- _Your goal_: Scan the listing below and copy each line holding the word "text".

○ ○ ○ ○

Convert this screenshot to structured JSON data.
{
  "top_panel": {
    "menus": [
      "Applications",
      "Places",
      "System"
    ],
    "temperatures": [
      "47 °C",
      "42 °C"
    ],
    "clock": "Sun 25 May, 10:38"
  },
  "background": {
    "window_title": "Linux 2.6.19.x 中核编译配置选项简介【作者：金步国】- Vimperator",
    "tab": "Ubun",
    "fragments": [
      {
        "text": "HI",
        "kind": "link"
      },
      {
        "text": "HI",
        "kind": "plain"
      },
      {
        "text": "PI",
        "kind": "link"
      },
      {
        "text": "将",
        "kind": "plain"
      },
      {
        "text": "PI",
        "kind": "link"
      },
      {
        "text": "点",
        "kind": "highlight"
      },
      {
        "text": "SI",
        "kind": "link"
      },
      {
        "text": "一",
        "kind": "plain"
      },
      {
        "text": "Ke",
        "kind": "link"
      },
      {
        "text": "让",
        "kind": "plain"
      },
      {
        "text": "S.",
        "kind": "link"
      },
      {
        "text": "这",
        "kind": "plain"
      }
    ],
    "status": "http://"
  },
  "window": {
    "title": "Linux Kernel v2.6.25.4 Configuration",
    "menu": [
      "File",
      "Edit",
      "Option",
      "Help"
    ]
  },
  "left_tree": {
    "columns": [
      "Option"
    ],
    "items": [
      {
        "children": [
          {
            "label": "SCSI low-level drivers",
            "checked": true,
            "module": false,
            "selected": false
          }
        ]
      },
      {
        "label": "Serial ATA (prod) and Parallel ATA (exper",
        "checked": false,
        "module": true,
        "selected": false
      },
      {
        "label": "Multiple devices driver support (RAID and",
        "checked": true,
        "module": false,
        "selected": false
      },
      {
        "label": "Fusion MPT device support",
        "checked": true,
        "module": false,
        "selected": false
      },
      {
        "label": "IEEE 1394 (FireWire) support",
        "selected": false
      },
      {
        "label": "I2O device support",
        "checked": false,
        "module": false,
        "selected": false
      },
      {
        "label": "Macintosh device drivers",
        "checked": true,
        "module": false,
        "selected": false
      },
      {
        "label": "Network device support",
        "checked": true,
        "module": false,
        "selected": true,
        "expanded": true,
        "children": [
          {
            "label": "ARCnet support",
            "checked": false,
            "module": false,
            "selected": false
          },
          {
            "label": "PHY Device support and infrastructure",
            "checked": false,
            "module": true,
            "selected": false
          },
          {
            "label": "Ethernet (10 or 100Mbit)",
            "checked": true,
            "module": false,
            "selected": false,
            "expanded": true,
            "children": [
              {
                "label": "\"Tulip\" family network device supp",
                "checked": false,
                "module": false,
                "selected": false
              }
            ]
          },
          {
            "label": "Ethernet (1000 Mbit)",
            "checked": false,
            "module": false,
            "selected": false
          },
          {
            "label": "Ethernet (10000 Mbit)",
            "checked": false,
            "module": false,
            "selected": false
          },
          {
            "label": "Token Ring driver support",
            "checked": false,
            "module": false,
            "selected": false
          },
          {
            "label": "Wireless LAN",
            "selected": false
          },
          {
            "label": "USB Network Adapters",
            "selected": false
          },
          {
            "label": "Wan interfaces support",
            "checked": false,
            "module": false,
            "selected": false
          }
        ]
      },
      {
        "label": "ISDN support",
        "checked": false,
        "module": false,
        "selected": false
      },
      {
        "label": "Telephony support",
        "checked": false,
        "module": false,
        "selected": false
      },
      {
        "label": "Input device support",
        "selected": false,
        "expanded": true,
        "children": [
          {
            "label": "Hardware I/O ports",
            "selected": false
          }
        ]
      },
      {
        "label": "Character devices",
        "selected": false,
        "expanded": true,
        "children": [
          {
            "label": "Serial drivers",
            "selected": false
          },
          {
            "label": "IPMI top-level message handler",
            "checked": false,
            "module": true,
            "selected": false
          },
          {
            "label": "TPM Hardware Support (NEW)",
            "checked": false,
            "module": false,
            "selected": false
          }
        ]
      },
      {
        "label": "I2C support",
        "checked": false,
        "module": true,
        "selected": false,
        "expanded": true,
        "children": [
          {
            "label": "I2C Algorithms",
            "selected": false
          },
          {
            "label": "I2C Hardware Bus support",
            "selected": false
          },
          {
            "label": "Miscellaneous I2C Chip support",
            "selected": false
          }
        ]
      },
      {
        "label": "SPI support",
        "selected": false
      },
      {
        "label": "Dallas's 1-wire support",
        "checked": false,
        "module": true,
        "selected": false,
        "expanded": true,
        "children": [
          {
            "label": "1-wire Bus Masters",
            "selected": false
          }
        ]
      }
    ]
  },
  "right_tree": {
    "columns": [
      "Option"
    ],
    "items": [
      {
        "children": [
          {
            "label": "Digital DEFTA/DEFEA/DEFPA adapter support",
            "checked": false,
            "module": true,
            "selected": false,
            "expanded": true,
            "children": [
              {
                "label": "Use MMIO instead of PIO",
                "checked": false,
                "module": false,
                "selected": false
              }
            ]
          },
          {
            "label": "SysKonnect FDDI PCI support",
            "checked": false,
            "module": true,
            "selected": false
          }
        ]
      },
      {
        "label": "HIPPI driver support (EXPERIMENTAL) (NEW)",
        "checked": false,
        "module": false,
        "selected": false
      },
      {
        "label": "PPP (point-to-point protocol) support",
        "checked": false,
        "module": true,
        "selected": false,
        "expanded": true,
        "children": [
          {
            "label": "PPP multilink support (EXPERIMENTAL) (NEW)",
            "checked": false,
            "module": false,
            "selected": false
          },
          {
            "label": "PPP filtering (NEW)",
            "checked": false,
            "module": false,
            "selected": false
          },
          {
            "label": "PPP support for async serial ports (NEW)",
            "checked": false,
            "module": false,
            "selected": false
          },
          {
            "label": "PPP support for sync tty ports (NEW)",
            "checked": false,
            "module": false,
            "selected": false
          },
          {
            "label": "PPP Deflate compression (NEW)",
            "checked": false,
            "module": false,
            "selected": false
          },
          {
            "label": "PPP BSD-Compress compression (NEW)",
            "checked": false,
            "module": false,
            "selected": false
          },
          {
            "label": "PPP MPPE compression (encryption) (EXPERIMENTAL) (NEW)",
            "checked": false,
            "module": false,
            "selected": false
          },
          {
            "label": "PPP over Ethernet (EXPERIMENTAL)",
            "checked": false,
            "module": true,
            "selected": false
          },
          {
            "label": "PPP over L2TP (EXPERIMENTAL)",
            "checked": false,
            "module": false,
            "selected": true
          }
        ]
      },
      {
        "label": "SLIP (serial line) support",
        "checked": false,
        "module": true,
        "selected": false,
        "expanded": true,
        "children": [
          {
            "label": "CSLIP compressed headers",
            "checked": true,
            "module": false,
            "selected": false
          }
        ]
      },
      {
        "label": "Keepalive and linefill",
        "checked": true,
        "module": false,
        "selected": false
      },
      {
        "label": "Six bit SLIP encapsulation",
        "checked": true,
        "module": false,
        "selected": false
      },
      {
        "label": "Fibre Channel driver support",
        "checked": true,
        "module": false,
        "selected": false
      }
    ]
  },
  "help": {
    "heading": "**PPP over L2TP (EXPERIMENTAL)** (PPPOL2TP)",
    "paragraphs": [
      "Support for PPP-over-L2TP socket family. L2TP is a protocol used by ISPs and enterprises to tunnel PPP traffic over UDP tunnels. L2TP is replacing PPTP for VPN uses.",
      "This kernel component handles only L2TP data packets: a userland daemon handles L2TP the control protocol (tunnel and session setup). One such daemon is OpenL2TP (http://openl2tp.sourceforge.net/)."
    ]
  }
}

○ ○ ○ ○

- _Exercise result_:
        "text": "HI",
        "text": "HI",
        "text": "PI",
        "text": "将",
        "text": "PI",
        "text": "点",
        "text": "SI",
        "text": "一",
        "text": "Ke",
        "text": "让",
        "text": "S.",
        "text": "这",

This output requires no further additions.